*** Opening Working data ***
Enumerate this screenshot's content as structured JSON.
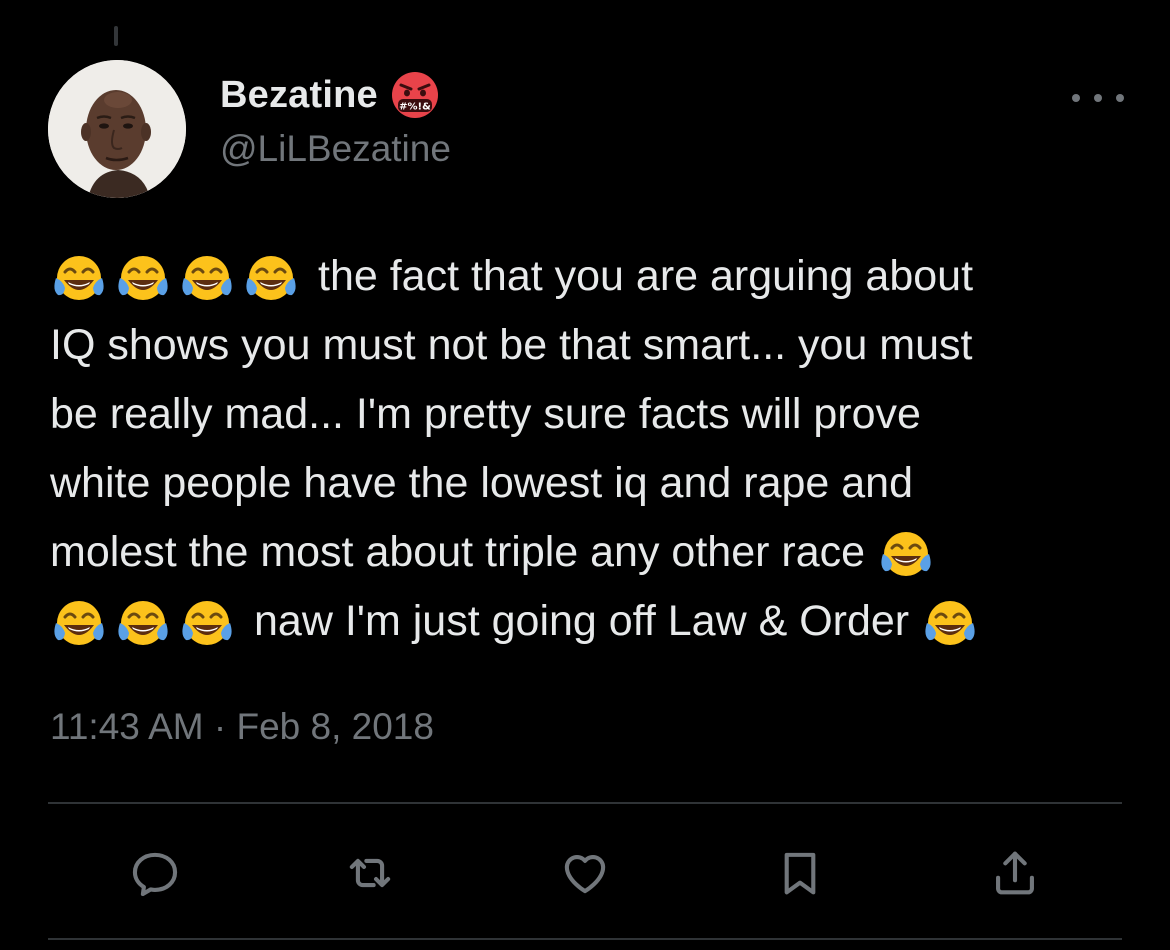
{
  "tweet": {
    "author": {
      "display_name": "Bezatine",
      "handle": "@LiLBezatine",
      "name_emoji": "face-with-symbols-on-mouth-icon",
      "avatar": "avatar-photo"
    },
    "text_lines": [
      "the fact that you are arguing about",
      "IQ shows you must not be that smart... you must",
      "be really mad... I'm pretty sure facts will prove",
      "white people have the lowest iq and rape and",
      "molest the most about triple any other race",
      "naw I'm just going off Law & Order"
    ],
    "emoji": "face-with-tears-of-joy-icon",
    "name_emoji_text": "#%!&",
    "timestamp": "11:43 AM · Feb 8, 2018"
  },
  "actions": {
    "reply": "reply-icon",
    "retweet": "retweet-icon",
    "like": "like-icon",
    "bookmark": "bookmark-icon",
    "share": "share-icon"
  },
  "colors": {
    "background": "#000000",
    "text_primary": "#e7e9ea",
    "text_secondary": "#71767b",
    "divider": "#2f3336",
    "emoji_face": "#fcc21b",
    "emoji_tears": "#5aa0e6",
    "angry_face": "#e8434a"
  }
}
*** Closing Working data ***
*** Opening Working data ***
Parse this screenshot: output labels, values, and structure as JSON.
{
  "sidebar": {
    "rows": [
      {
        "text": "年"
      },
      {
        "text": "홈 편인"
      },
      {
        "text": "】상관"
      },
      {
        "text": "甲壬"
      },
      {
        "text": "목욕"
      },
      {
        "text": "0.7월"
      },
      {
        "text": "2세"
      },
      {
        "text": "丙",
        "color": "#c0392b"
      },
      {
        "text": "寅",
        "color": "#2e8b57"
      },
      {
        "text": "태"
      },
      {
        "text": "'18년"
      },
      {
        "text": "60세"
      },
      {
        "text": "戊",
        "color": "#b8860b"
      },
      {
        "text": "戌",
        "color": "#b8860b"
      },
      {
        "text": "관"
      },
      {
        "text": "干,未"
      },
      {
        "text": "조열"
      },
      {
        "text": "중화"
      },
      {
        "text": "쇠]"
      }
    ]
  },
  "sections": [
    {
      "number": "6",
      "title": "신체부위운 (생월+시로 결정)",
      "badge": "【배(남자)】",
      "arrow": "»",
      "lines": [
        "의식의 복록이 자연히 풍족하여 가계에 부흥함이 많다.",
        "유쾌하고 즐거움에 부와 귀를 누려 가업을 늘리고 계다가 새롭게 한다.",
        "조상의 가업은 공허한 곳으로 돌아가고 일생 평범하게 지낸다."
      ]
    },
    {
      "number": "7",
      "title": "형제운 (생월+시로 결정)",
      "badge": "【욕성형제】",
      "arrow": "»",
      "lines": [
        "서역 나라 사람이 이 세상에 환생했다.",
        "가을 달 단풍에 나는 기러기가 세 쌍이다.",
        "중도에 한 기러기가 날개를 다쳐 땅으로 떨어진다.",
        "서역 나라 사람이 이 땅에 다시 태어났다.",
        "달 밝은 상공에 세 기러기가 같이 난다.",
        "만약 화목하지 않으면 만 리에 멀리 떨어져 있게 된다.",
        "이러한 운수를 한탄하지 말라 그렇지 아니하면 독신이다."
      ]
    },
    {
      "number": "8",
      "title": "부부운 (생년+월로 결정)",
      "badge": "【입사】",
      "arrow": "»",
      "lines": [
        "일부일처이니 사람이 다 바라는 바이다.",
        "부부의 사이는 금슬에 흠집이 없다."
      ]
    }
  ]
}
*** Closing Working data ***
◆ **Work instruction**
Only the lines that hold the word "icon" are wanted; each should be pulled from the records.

◆ **Response**
      "name_emoji": "face-with-symbols-on-mouth-icon",
    "emoji": "face-with-tears-of-joy-icon",
    "reply": "reply-icon",
    "retweet": "retweet-icon",
    "like": "like-icon",
    "bookmark": "bookmark-icon",
    "share": "share-icon"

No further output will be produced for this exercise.